The Celtics were desperate for frontcourt depth following injuries to Danilo Gallinari and Robert Williams, as Luke Kornet was even getting some run with the starting group at training camp.

You do have to wonder just how much the 33-year-old Griffin has left in the tank though. Last season with the Brooklyn Nets, Griffin only managed to play 17.1 minutes per game and his 3-point percentage dropped like a stone to 26%. He was also a major liability on defense, and the Celtics surely know that after Jaylen Brown drove by him with ease time and time again during the postseason.

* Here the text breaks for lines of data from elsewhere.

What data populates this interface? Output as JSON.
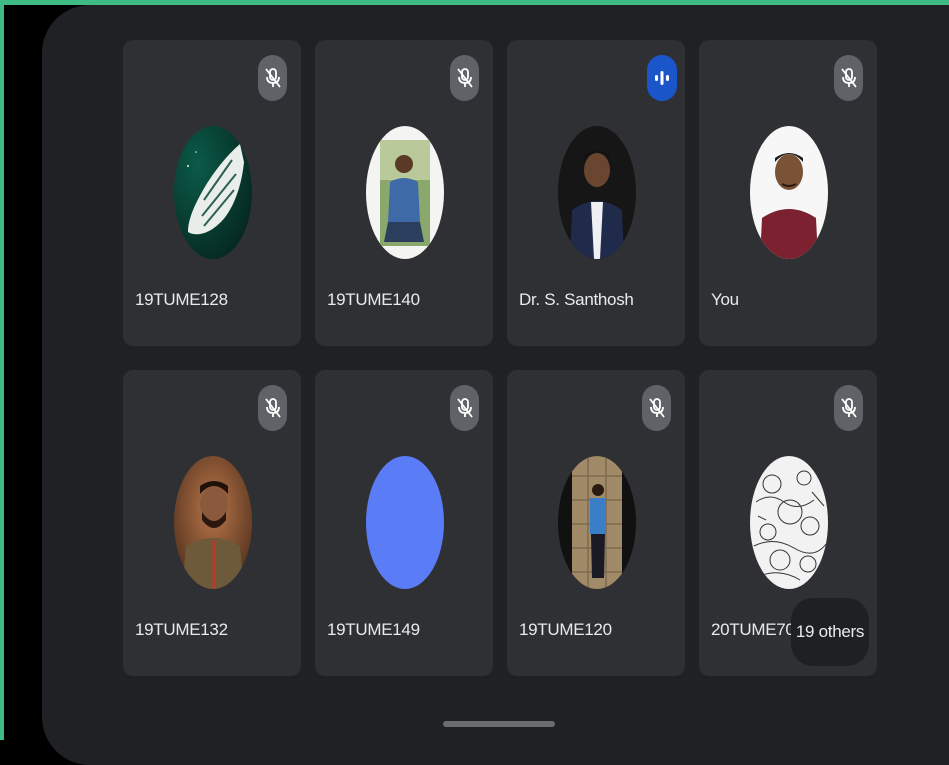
{
  "participants": [
    {
      "name": "19TUME128",
      "status": "muted",
      "avatar": "white-wing-logo"
    },
    {
      "name": "19TUME140",
      "status": "muted",
      "avatar": "photo-man-blue-shirt-sitting"
    },
    {
      "name": "Dr. S. Santhosh",
      "status": "speaking",
      "avatar": "photo-man-suit"
    },
    {
      "name": "You",
      "status": "muted",
      "avatar": "photo-man-maroon-shirt"
    },
    {
      "name": "19TUME132",
      "status": "muted",
      "avatar": "photo-man-beard-warm-light"
    },
    {
      "name": "19TUME149",
      "status": "muted",
      "avatar": "blue-circle-placeholder"
    },
    {
      "name": "19TUME120",
      "status": "muted",
      "avatar": "photo-man-standing-stone-wall"
    },
    {
      "name": "20TUME702",
      "status": "muted",
      "avatar": "doodle-art"
    }
  ],
  "overflow": {
    "label": "19 others"
  },
  "icons": {
    "muted": "mic-off-icon",
    "speaking": "audio-level-icon"
  },
  "colors": {
    "frame_green": "#3fbb86",
    "background": "#202124",
    "tile": "#2f3033",
    "mute_badge": "#5f6368",
    "speaking_badge": "#1a56c9",
    "placeholder_blue": "#5b7cf7",
    "text": "#e8eaed"
  }
}
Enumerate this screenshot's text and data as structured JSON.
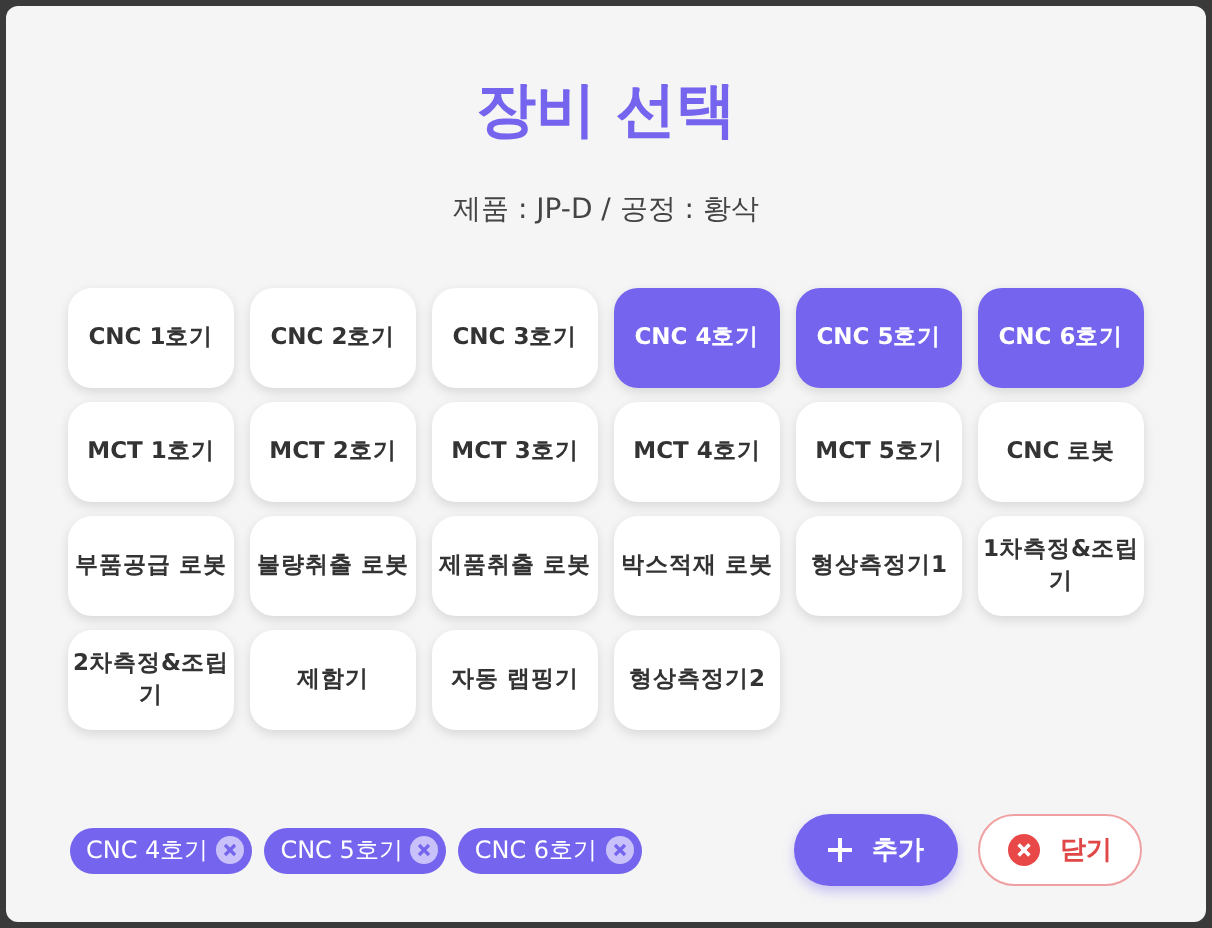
{
  "dialog": {
    "title": "장비 선택",
    "subtitle": "제품 : JP-D / 공정 : 황삭"
  },
  "equipment": [
    {
      "label": "CNC 1호기",
      "selected": false
    },
    {
      "label": "CNC 2호기",
      "selected": false
    },
    {
      "label": "CNC 3호기",
      "selected": false
    },
    {
      "label": "CNC 4호기",
      "selected": true
    },
    {
      "label": "CNC 5호기",
      "selected": true
    },
    {
      "label": "CNC 6호기",
      "selected": true
    },
    {
      "label": "MCT 1호기",
      "selected": false
    },
    {
      "label": "MCT 2호기",
      "selected": false
    },
    {
      "label": "MCT 3호기",
      "selected": false
    },
    {
      "label": "MCT 4호기",
      "selected": false
    },
    {
      "label": "MCT 5호기",
      "selected": false
    },
    {
      "label": "CNC 로봇",
      "selected": false
    },
    {
      "label": "부품공급 로봇",
      "selected": false
    },
    {
      "label": "불량취출 로봇",
      "selected": false
    },
    {
      "label": "제품취출 로봇",
      "selected": false
    },
    {
      "label": "박스적재 로봇",
      "selected": false
    },
    {
      "label": "형상측정기1",
      "selected": false
    },
    {
      "label": "1차측정&조립기",
      "selected": false
    },
    {
      "label": "2차측정&조립기",
      "selected": false
    },
    {
      "label": "제함기",
      "selected": false
    },
    {
      "label": "자동 랩핑기",
      "selected": false
    },
    {
      "label": "형상측정기2",
      "selected": false
    }
  ],
  "chips": [
    "CNC 4호기",
    "CNC 5호기",
    "CNC 6호기"
  ],
  "buttons": {
    "add": "추가",
    "close": "닫기"
  }
}
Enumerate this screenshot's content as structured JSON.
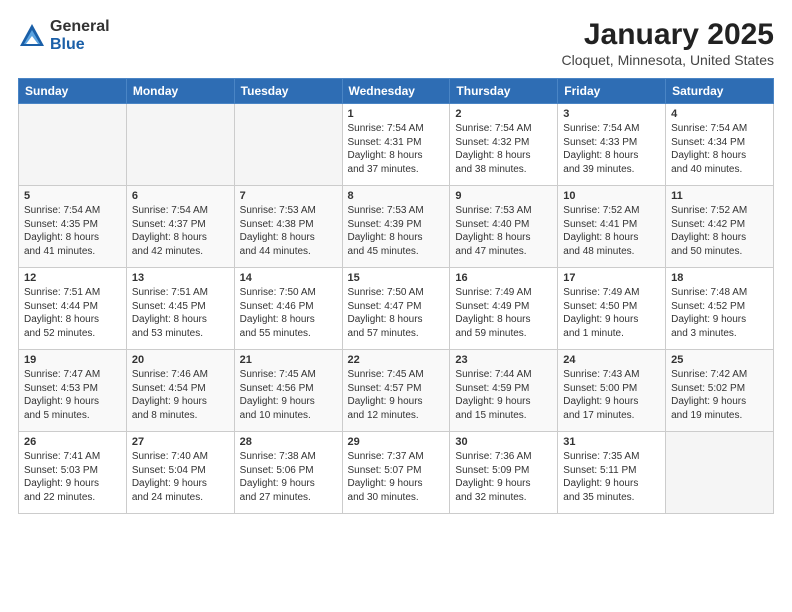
{
  "logo": {
    "general": "General",
    "blue": "Blue"
  },
  "header": {
    "month": "January 2025",
    "location": "Cloquet, Minnesota, United States"
  },
  "weekdays": [
    "Sunday",
    "Monday",
    "Tuesday",
    "Wednesday",
    "Thursday",
    "Friday",
    "Saturday"
  ],
  "weeks": [
    [
      {
        "day": "",
        "info": ""
      },
      {
        "day": "",
        "info": ""
      },
      {
        "day": "",
        "info": ""
      },
      {
        "day": "1",
        "info": "Sunrise: 7:54 AM\nSunset: 4:31 PM\nDaylight: 8 hours\nand 37 minutes."
      },
      {
        "day": "2",
        "info": "Sunrise: 7:54 AM\nSunset: 4:32 PM\nDaylight: 8 hours\nand 38 minutes."
      },
      {
        "day": "3",
        "info": "Sunrise: 7:54 AM\nSunset: 4:33 PM\nDaylight: 8 hours\nand 39 minutes."
      },
      {
        "day": "4",
        "info": "Sunrise: 7:54 AM\nSunset: 4:34 PM\nDaylight: 8 hours\nand 40 minutes."
      }
    ],
    [
      {
        "day": "5",
        "info": "Sunrise: 7:54 AM\nSunset: 4:35 PM\nDaylight: 8 hours\nand 41 minutes."
      },
      {
        "day": "6",
        "info": "Sunrise: 7:54 AM\nSunset: 4:37 PM\nDaylight: 8 hours\nand 42 minutes."
      },
      {
        "day": "7",
        "info": "Sunrise: 7:53 AM\nSunset: 4:38 PM\nDaylight: 8 hours\nand 44 minutes."
      },
      {
        "day": "8",
        "info": "Sunrise: 7:53 AM\nSunset: 4:39 PM\nDaylight: 8 hours\nand 45 minutes."
      },
      {
        "day": "9",
        "info": "Sunrise: 7:53 AM\nSunset: 4:40 PM\nDaylight: 8 hours\nand 47 minutes."
      },
      {
        "day": "10",
        "info": "Sunrise: 7:52 AM\nSunset: 4:41 PM\nDaylight: 8 hours\nand 48 minutes."
      },
      {
        "day": "11",
        "info": "Sunrise: 7:52 AM\nSunset: 4:42 PM\nDaylight: 8 hours\nand 50 minutes."
      }
    ],
    [
      {
        "day": "12",
        "info": "Sunrise: 7:51 AM\nSunset: 4:44 PM\nDaylight: 8 hours\nand 52 minutes."
      },
      {
        "day": "13",
        "info": "Sunrise: 7:51 AM\nSunset: 4:45 PM\nDaylight: 8 hours\nand 53 minutes."
      },
      {
        "day": "14",
        "info": "Sunrise: 7:50 AM\nSunset: 4:46 PM\nDaylight: 8 hours\nand 55 minutes."
      },
      {
        "day": "15",
        "info": "Sunrise: 7:50 AM\nSunset: 4:47 PM\nDaylight: 8 hours\nand 57 minutes."
      },
      {
        "day": "16",
        "info": "Sunrise: 7:49 AM\nSunset: 4:49 PM\nDaylight: 8 hours\nand 59 minutes."
      },
      {
        "day": "17",
        "info": "Sunrise: 7:49 AM\nSunset: 4:50 PM\nDaylight: 9 hours\nand 1 minute."
      },
      {
        "day": "18",
        "info": "Sunrise: 7:48 AM\nSunset: 4:52 PM\nDaylight: 9 hours\nand 3 minutes."
      }
    ],
    [
      {
        "day": "19",
        "info": "Sunrise: 7:47 AM\nSunset: 4:53 PM\nDaylight: 9 hours\nand 5 minutes."
      },
      {
        "day": "20",
        "info": "Sunrise: 7:46 AM\nSunset: 4:54 PM\nDaylight: 9 hours\nand 8 minutes."
      },
      {
        "day": "21",
        "info": "Sunrise: 7:45 AM\nSunset: 4:56 PM\nDaylight: 9 hours\nand 10 minutes."
      },
      {
        "day": "22",
        "info": "Sunrise: 7:45 AM\nSunset: 4:57 PM\nDaylight: 9 hours\nand 12 minutes."
      },
      {
        "day": "23",
        "info": "Sunrise: 7:44 AM\nSunset: 4:59 PM\nDaylight: 9 hours\nand 15 minutes."
      },
      {
        "day": "24",
        "info": "Sunrise: 7:43 AM\nSunset: 5:00 PM\nDaylight: 9 hours\nand 17 minutes."
      },
      {
        "day": "25",
        "info": "Sunrise: 7:42 AM\nSunset: 5:02 PM\nDaylight: 9 hours\nand 19 minutes."
      }
    ],
    [
      {
        "day": "26",
        "info": "Sunrise: 7:41 AM\nSunset: 5:03 PM\nDaylight: 9 hours\nand 22 minutes."
      },
      {
        "day": "27",
        "info": "Sunrise: 7:40 AM\nSunset: 5:04 PM\nDaylight: 9 hours\nand 24 minutes."
      },
      {
        "day": "28",
        "info": "Sunrise: 7:38 AM\nSunset: 5:06 PM\nDaylight: 9 hours\nand 27 minutes."
      },
      {
        "day": "29",
        "info": "Sunrise: 7:37 AM\nSunset: 5:07 PM\nDaylight: 9 hours\nand 30 minutes."
      },
      {
        "day": "30",
        "info": "Sunrise: 7:36 AM\nSunset: 5:09 PM\nDaylight: 9 hours\nand 32 minutes."
      },
      {
        "day": "31",
        "info": "Sunrise: 7:35 AM\nSunset: 5:11 PM\nDaylight: 9 hours\nand 35 minutes."
      },
      {
        "day": "",
        "info": ""
      }
    ]
  ]
}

Griffin was still an effective playmaker and that may make him a good fit with the second unit alongside the likes of Malcolm Brogdon, Derrick White and Grant Williams with all of these capable of handling the ball. Injuries and Father Time have zapped Griffin’s athleticism, but if anyone can squeeze the last bit of value out of him, I’d bet on Brad Stevens and the Celtics.